Us Vs. Bhagat Singh Thind Analysis

972 Words4 Pages
The Naturalization Act of 1790, which restricted naturalized citizenship to only "free white persons," marks the beginning of racial eligibility for citizenship in the United States (Koshy, 1998, p. 290). Subsequent exclusionary policies, such as the Chinese Exclusion Act of 1882, the Immigration Act of 1917, the National Origins Quota Law of 1924, further emphasized whiteness as one of the most defining prerequisite for naturalization. In the early 20th century, the meaning of the racial category "white" became the subject of multiple legal disputes involving Asian Indians. Disagreement over the inclusion of Asian Indians in the "white" category originated due to the fact that "their complexion was dark, but they were ethnologically Caucasian" (Shah, 1999, p. 249). One of the most infamous cases, United States vs. Bhagat Singh Thind, was presented in an article from the March 10, 1923 issue of The Literary Digest, describing the outcome of the case and its implications on the Indian community, primarily in California. Through a textual analysis of the article, this paper discusses the formation of the legal definition of whiteness, the ways of justification of social inequality, and the construction of Asian Indians as a racially unassimilable group in U.S. immigration history. The legal boundaries between white and non-white have been, at least partially, defined through the struggles between Asian immigrants and the U.S. government at the turn of the 20th century. This process culminated with the Supreme Court’s decision on February 23, 1923, ruling that Bhagat Singh Thind, an Asian Indian immigrant, should not be considered a white person despite his claims of having Aryan ancestry, thus belonging to the Caucasian race (Hind... ... middle of paper ... ... Indians had gained a status of fact for decades to come. Race figured prominently in the development of immigration policies in the U.S. It had been most important characteristic used to determine whether or not one would be considered an American for many years. Predetermined by earlier race relations between Americans of the European and African descend, the black and white paradigm was challenged with an arrival of Asian Indian immigrants. Their dark skin hue and Aryan ancestry put this group of immigrants in an ambiguous position in regards to the right of U.S. citizenship. It is through a case-by-case process of determining one’s eligibility for naturalization that the difference between white and non-white categories had been clarified, contributing to the justification of social inequality and the formation of unassimilable groups of Asian immigrants.

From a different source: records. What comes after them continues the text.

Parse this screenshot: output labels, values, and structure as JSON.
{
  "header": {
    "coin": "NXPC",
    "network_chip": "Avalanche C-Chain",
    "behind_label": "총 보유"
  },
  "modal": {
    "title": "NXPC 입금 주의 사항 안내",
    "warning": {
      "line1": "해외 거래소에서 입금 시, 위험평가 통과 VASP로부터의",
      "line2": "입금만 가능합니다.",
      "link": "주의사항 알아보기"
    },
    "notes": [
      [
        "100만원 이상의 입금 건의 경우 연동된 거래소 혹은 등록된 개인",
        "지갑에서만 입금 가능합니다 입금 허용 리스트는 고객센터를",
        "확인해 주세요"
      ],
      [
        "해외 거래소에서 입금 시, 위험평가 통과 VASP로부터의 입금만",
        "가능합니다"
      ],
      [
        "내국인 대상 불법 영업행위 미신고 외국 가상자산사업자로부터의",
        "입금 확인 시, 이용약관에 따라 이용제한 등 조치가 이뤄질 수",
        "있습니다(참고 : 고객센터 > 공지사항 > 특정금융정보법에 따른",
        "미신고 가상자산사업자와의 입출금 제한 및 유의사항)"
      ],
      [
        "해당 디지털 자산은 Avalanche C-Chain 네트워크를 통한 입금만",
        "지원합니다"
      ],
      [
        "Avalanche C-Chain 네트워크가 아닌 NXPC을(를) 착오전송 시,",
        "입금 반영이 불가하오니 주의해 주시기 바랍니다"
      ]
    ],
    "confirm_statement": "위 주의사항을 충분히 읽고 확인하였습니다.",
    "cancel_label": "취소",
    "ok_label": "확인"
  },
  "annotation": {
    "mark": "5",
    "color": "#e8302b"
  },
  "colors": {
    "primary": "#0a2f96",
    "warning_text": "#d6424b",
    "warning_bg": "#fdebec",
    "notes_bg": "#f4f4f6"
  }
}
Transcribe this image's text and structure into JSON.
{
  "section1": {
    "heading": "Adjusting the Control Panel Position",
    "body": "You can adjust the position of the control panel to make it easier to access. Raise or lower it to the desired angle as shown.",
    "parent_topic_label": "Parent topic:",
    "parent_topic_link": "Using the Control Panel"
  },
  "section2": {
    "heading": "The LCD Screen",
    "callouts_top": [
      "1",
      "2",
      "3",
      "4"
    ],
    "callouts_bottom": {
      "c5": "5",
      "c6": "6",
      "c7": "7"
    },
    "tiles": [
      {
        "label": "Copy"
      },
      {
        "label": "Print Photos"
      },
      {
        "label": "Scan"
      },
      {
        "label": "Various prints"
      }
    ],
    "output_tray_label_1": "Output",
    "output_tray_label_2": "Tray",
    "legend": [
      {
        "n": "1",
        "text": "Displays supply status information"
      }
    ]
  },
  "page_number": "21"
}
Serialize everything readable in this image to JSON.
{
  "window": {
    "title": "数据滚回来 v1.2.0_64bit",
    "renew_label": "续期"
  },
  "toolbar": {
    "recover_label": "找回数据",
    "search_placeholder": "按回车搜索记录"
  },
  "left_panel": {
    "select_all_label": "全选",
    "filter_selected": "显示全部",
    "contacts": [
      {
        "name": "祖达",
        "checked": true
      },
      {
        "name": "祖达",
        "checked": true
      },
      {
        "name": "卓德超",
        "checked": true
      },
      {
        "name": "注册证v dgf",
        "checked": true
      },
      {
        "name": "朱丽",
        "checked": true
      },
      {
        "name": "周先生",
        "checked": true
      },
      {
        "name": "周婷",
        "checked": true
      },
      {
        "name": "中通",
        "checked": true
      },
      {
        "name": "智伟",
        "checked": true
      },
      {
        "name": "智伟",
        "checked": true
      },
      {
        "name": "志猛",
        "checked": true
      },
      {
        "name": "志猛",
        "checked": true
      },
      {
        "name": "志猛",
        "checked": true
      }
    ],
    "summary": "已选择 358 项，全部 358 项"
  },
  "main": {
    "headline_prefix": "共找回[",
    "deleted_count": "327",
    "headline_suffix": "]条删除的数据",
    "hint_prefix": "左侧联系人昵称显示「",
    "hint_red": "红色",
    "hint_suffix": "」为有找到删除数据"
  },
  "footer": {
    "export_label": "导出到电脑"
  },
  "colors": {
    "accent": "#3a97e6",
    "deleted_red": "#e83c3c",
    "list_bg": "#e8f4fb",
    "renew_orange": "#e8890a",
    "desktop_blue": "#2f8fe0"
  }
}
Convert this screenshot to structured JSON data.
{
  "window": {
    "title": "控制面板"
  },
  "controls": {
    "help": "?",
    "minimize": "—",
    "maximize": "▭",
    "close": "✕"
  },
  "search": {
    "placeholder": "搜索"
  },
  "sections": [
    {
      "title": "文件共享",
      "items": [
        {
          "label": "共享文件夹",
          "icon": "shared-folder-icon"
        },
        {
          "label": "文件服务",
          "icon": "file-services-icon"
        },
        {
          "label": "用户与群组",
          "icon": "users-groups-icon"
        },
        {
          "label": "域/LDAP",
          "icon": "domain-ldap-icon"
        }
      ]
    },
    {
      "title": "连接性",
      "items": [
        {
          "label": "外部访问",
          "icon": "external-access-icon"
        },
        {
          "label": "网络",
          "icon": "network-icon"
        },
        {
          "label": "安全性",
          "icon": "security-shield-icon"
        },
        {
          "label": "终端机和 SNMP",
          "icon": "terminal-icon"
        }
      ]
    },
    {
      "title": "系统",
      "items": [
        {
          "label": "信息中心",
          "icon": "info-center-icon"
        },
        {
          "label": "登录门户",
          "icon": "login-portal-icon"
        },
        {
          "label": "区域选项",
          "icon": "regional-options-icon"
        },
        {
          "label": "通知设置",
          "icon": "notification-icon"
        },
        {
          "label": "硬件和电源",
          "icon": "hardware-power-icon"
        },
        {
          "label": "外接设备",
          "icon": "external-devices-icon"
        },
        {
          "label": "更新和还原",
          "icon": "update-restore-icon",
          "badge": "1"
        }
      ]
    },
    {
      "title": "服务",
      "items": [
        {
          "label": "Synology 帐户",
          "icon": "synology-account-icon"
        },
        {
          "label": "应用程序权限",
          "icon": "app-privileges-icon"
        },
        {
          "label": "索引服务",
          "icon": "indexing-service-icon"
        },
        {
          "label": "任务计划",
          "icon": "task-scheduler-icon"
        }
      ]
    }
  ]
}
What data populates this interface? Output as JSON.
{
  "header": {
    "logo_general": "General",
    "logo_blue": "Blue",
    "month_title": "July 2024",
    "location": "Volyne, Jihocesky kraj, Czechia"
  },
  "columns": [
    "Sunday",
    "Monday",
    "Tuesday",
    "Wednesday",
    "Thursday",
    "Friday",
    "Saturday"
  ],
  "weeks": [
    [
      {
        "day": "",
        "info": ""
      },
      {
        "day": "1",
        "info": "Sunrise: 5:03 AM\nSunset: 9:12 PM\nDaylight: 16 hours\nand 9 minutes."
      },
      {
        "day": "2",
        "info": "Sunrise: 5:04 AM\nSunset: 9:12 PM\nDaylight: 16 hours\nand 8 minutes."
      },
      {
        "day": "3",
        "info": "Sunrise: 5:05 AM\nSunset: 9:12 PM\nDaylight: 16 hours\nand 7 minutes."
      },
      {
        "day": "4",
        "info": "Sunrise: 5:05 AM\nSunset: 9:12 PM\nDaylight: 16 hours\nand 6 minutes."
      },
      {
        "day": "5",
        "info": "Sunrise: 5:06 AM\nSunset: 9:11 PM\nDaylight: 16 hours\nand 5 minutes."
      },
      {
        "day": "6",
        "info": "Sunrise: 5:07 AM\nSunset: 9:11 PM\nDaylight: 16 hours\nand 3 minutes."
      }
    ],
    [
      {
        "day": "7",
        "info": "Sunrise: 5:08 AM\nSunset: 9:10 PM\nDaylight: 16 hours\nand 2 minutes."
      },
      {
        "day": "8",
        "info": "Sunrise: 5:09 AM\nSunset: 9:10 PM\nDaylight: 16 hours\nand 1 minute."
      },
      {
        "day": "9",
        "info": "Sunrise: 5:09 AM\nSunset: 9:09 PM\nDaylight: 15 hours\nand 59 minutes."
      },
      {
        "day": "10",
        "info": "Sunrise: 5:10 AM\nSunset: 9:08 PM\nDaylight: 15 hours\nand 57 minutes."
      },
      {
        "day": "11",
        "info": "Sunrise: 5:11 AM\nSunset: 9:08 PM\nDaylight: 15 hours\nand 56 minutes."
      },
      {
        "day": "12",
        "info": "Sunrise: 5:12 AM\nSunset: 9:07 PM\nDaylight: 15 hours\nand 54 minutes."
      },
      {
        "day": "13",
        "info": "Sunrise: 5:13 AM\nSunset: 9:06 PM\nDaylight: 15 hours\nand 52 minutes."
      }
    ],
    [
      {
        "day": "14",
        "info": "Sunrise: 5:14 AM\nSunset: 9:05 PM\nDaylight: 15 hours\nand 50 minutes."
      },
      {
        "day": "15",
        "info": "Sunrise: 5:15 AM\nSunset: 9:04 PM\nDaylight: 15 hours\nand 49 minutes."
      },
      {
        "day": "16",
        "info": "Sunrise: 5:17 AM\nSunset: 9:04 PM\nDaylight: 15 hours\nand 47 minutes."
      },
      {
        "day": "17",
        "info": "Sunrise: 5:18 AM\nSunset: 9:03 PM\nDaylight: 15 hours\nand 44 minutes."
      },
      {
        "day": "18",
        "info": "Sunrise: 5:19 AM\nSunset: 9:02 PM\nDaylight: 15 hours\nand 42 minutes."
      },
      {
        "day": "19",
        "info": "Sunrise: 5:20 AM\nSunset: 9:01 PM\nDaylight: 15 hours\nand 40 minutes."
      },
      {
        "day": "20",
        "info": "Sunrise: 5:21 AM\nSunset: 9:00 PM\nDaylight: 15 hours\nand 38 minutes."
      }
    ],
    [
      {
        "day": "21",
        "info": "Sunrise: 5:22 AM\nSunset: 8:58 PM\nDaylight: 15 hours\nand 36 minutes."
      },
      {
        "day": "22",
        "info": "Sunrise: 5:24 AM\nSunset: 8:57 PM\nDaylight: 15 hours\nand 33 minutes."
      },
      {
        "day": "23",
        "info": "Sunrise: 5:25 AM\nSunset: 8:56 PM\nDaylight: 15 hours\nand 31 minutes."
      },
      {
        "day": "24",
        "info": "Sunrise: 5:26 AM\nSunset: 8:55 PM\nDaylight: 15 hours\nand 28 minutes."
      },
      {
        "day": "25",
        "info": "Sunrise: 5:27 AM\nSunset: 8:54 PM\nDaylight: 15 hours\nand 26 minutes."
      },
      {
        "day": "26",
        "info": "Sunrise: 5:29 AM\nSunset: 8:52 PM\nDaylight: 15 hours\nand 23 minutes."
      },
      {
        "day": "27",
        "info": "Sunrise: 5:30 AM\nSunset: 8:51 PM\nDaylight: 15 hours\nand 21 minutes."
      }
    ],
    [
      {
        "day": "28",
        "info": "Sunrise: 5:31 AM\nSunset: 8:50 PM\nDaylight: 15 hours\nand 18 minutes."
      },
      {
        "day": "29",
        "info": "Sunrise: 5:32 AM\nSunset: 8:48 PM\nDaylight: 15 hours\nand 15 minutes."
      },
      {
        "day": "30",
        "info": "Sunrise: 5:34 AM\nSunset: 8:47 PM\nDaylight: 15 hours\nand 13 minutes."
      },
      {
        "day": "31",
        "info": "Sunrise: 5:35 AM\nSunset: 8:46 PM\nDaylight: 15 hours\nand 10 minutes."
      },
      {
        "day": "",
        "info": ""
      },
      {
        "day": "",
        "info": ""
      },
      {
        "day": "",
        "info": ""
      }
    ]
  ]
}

    More about Us Vs. Bhagat Singh Thind Analysis

      Open Document